He was engaged and passionate without conveying either panic or despair. “I'm telling you the next two weeks are critical if we're going to slow the spread,” Holcomb said. “And we must slow the spread.”
The governor might have used more non-central Indiana examples in his statewide address, but overall he effectively underscored that all of us are in this together — both those who understand the seriousness of the situation and those who, for whatever reason, don't yet get it.
Allen County Health Commissioner Dr. Deborah McMahan has been trying to deliver a similar message in Fort Wayne. Last week, when the Health Department asked local residents to limit gatherings to 10 persons or fewer, most people seemed to understand and comply with that limit, which was based on a recommendation from the U.S. Centers for Disease Control and Prevention.
Saturday, a few hours before normal Sunday worship hours, McMahan sent out an order making it clear that churches must observe the fewer-than-10 limit until at least April 11. As The Journal Gazette's Matthew LeBlanc reported Monday, this generated protests from some who saw the order as an attack on religious freedom.
In an interview Monday, McMahan said she was surprised by the reaction, noting she had met with representatives of the faith community and religious leaders seemed to agree that churches would have to change their way of operating while the virus threatens our community.

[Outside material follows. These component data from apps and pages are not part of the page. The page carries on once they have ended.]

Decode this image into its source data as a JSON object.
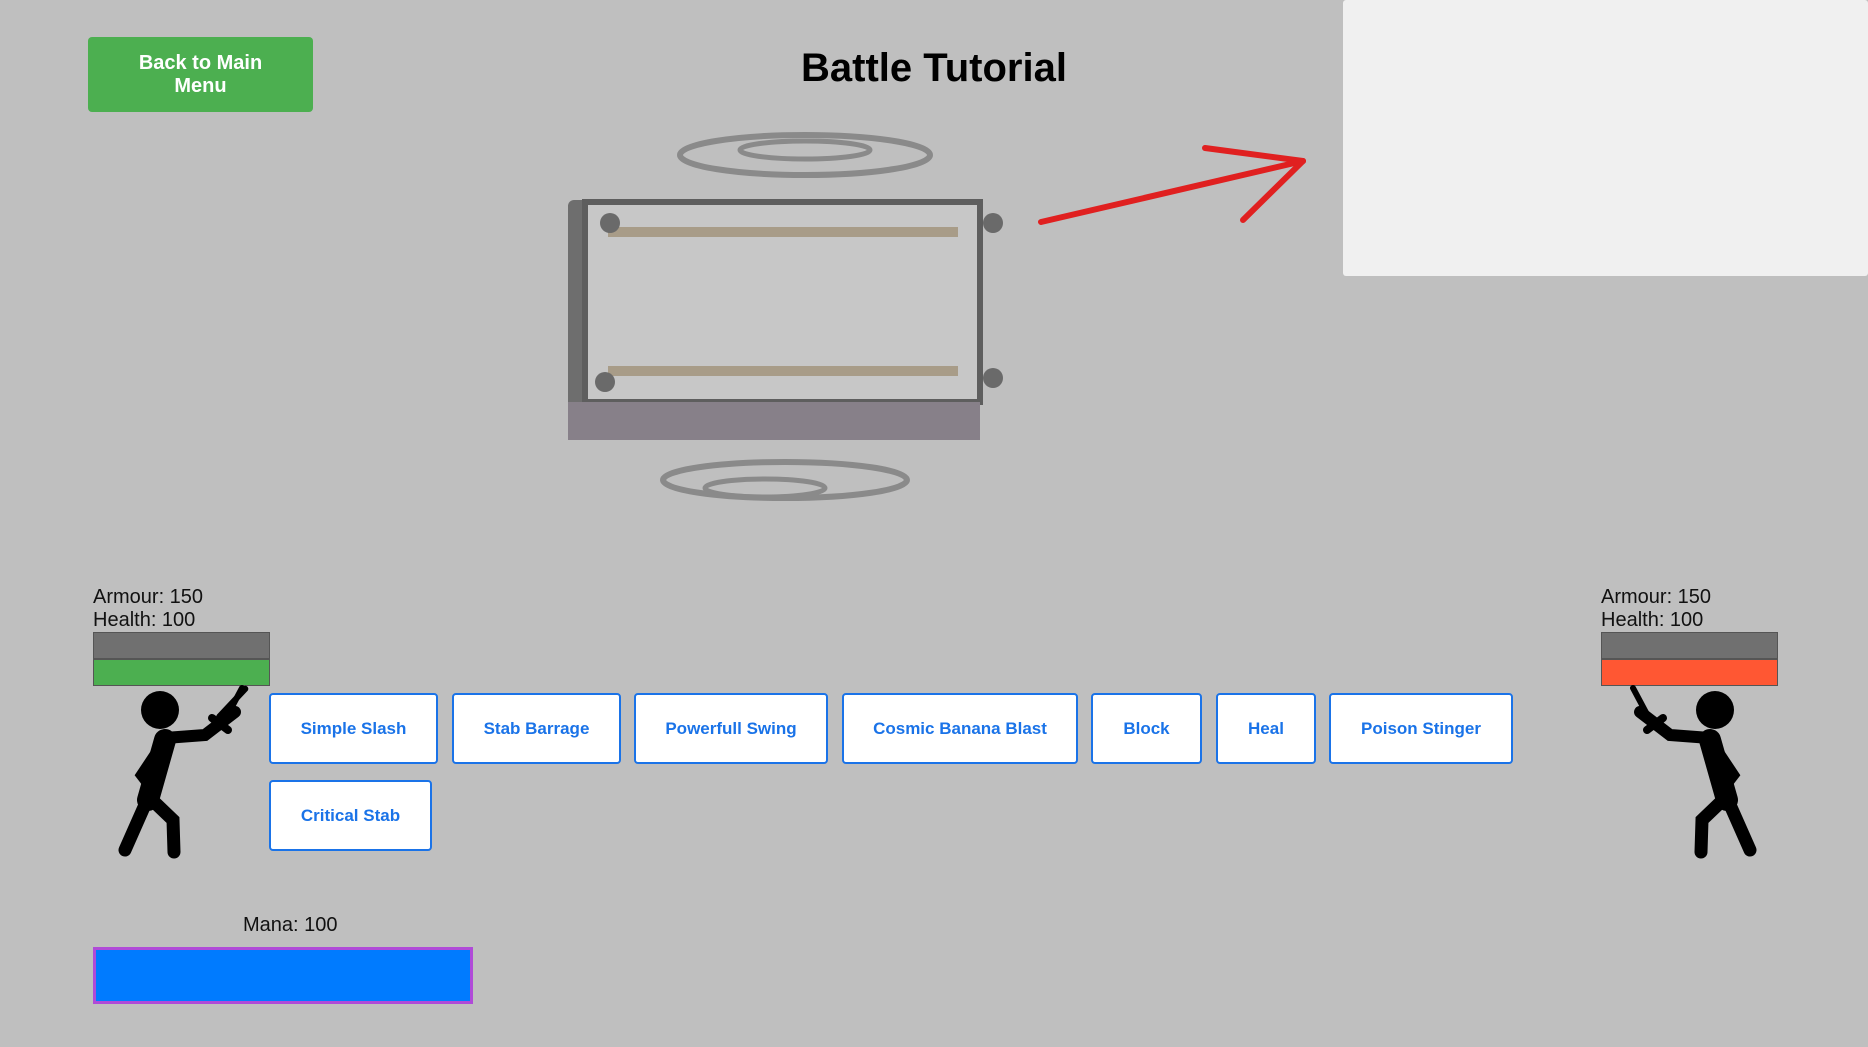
{
  "header": {
    "back_label": "Back to Main Menu",
    "title": "Battle Tutorial"
  },
  "player": {
    "armour_text": "Armour: 150",
    "health_text": "Health: 100",
    "armour_fraction": 1.0,
    "health_fraction": 1.0,
    "health_color": "#4caf50",
    "armour_color": "#707070"
  },
  "enemy": {
    "armour_text": "Armour: 150",
    "health_text": "Health: 100",
    "armour_fraction": 1.0,
    "health_fraction": 1.0,
    "health_color": "#ff5733",
    "armour_color": "#707070"
  },
  "moves": [
    {
      "label": "Simple Slash"
    },
    {
      "label": "Stab Barrage"
    },
    {
      "label": "Powerfull Swing"
    },
    {
      "label": "Cosmic Banana Blast"
    },
    {
      "label": "Block"
    },
    {
      "label": "Heal"
    },
    {
      "label": "Poison Stinger"
    },
    {
      "label": "Critical Stab"
    }
  ],
  "mana": {
    "label": "Mana: 100",
    "fraction": 1.0,
    "fill_color": "#007bff"
  },
  "colors": {
    "background": "#bfbfbf",
    "accent_green": "#4caf50",
    "button_blue": "#1a73e8",
    "arrow_red": "#e02020"
  }
}
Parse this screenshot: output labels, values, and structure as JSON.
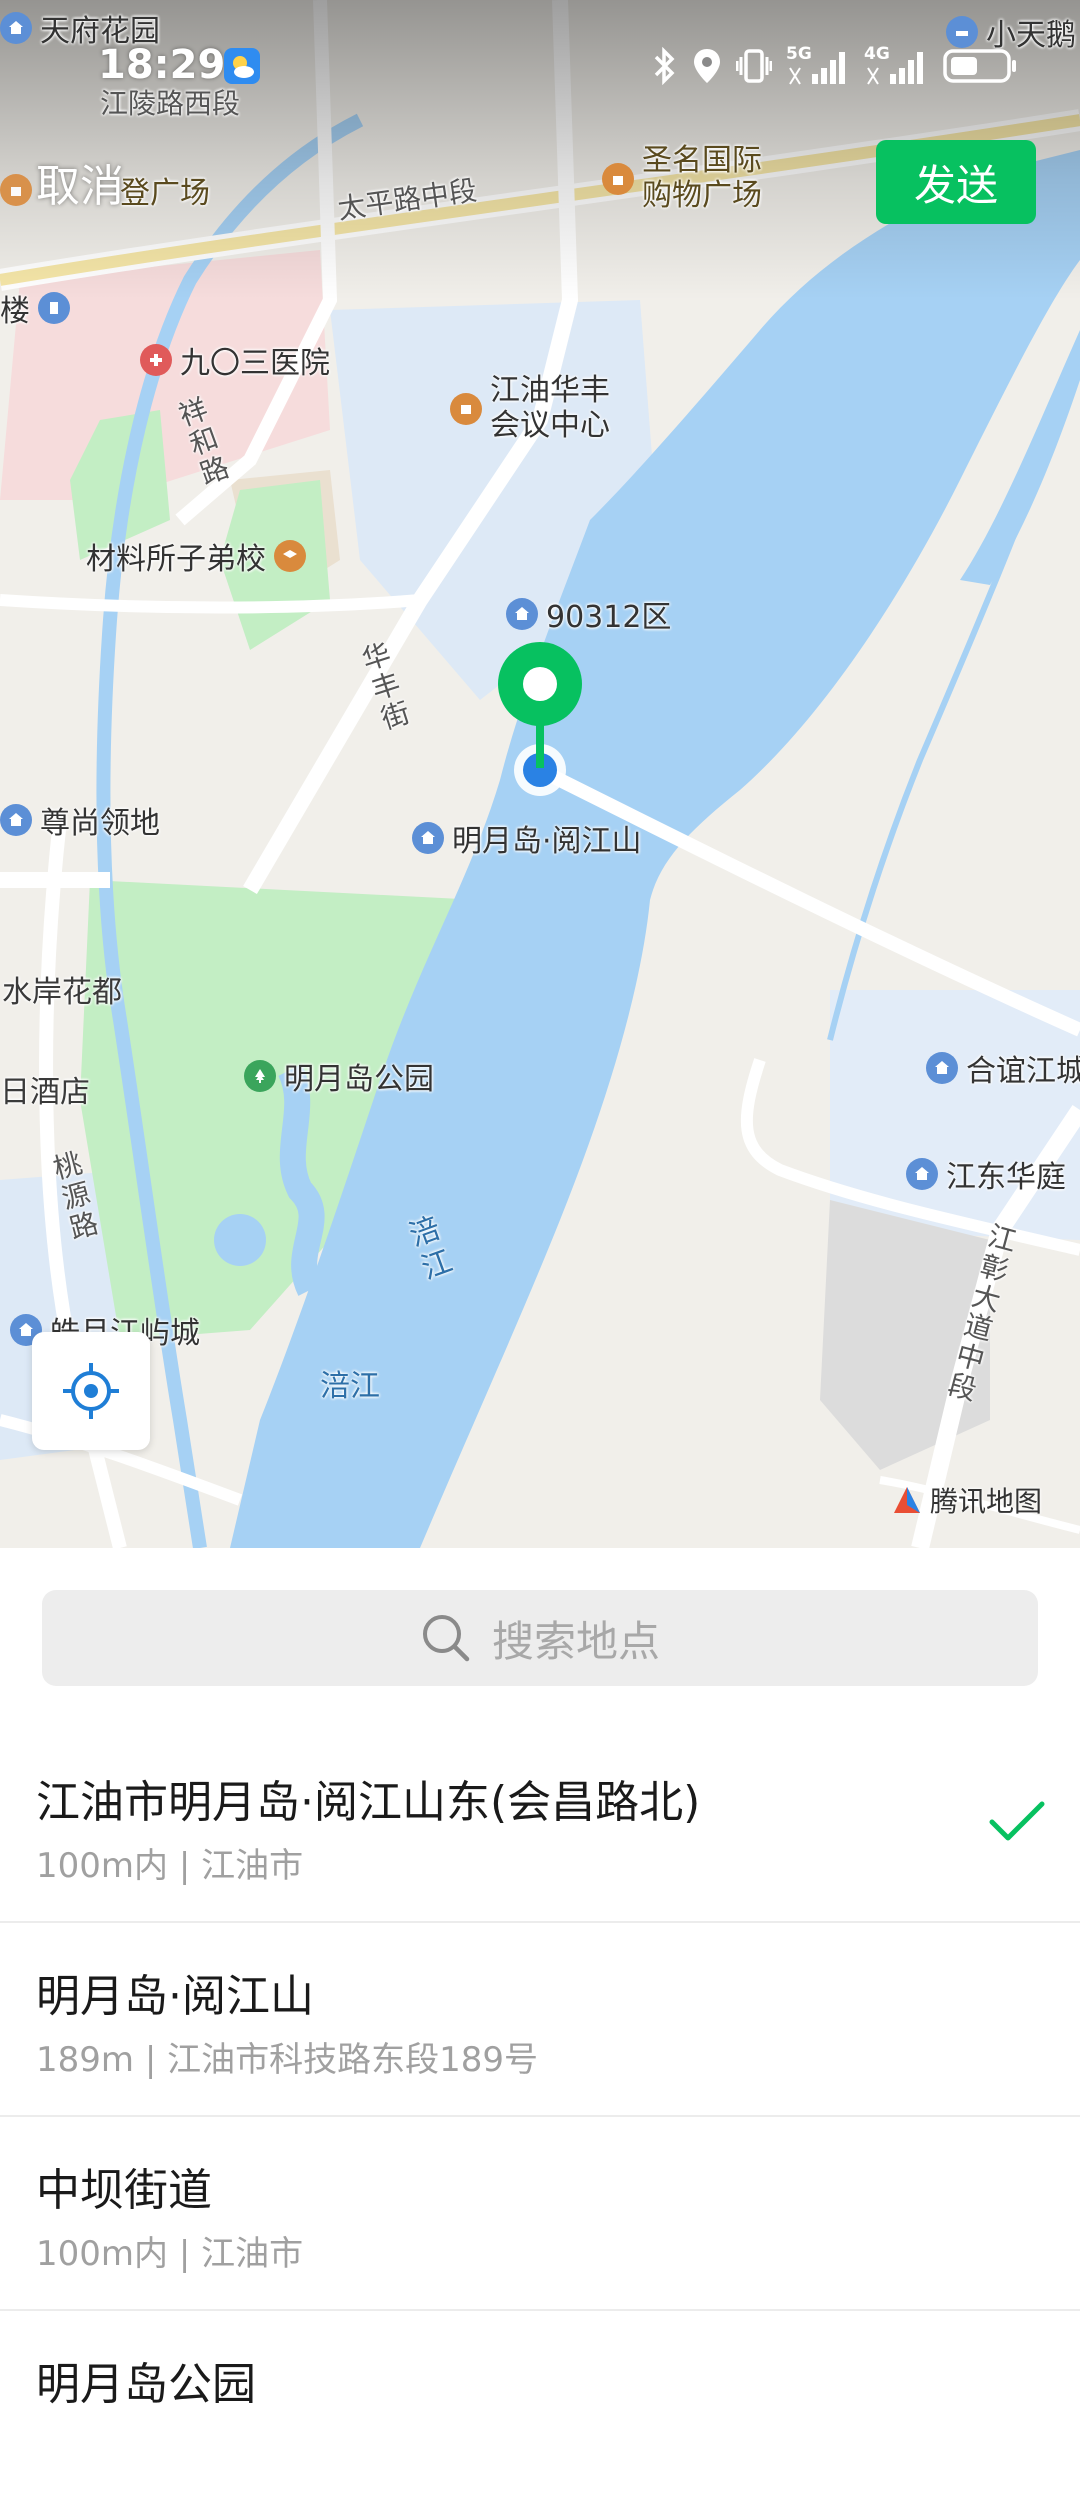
{
  "status_bar": {
    "time": "18:29",
    "network_5g": "5G",
    "network_4g": "4G"
  },
  "header": {
    "cancel_label": "取消",
    "send_label": "发送",
    "send_color": "#07c160"
  },
  "map": {
    "labels": {
      "tianfu": "天府花园",
      "xiaotian": "小天鹅",
      "jianglinglu": "江陵路西段",
      "deng_guangchang": "登广场",
      "shengming_1": "圣名国际",
      "shengming_2": "购物广场",
      "taipinglu": "太平路中段",
      "lou": "楼",
      "hospital": "九〇三医院",
      "huafeng_1": "江油华丰",
      "huafeng_2": "会议中心",
      "xianghe_lu": "祥和路",
      "cailiao": "材料所子弟校",
      "district_90312": "90312区",
      "huafeng_jie": "华丰街",
      "zunshang": "尊尚领地",
      "mingyuedao_yuejiangshan": "明月岛·阅江山",
      "shuian": "水岸花都",
      "park": "明月岛公园",
      "jiudian": "日酒店",
      "taoyuan_lu": "桃源路",
      "peijiang_vertical": "涪江",
      "peijiang": "涪江",
      "haoyue": "皓月江屿城",
      "heyi": "合谊江城",
      "jiangdong": "江东华庭",
      "jiangzhang": "江彰大道中段",
      "tencent_map": "腾讯地图"
    }
  },
  "search": {
    "placeholder": "搜索地点"
  },
  "results": [
    {
      "title": "江油市明月岛·阅江山东(会昌路北)",
      "subtitle": "100m内 | 江油市",
      "selected": true
    },
    {
      "title": "明月岛·阅江山",
      "subtitle": "189m | 江油市科技路东段189号",
      "selected": false
    },
    {
      "title": "中坝街道",
      "subtitle": "100m内 | 江油市",
      "selected": false
    },
    {
      "title": "明月岛公园",
      "subtitle": "",
      "selected": false
    }
  ]
}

That included limiting groups to 10 or fewer people.
But, she said, that was in no way an effort to curtail religious freedom.
“Faith is absolutely crucial right now to people getting through this,” McMahan said. “It's not the intention to somehow close people's ability to practice their faith. It's how they do it — like everything else, it needs to look different” right now, she said.
But although most churches were already planning to have online-only services, some churches still weren't sure whether the general limits applied to their gatherings, McMahan said. The department issued a reminder Friday and, after receiving inquiries afterward, decided to issue a more direct order Saturday. McMahan said she also was responding to specific “epidemiological information I'm not privy to share. ... I felt based on the information that I had that we really needed to act quickly.”
Holcomb's order Monday reinforced the message McMahan has been trying to get across, setting the state limit for gatherings to 10 people or fewer.
There will be a time, once this crisis has passed, when concerns such as those raised about local and state orders can and should be explored further. In those coming, calmer times, the legislature will be free to pursue rewriting the laws governing emergencies such as this one.
For now, though, the focus should be on saving lives and preventing the breakdown of our state and local health care system. McMahan and Holcomb see the coming days as critical, and they are acting within the state law. People of all faiths and political persuasions need to grasp that.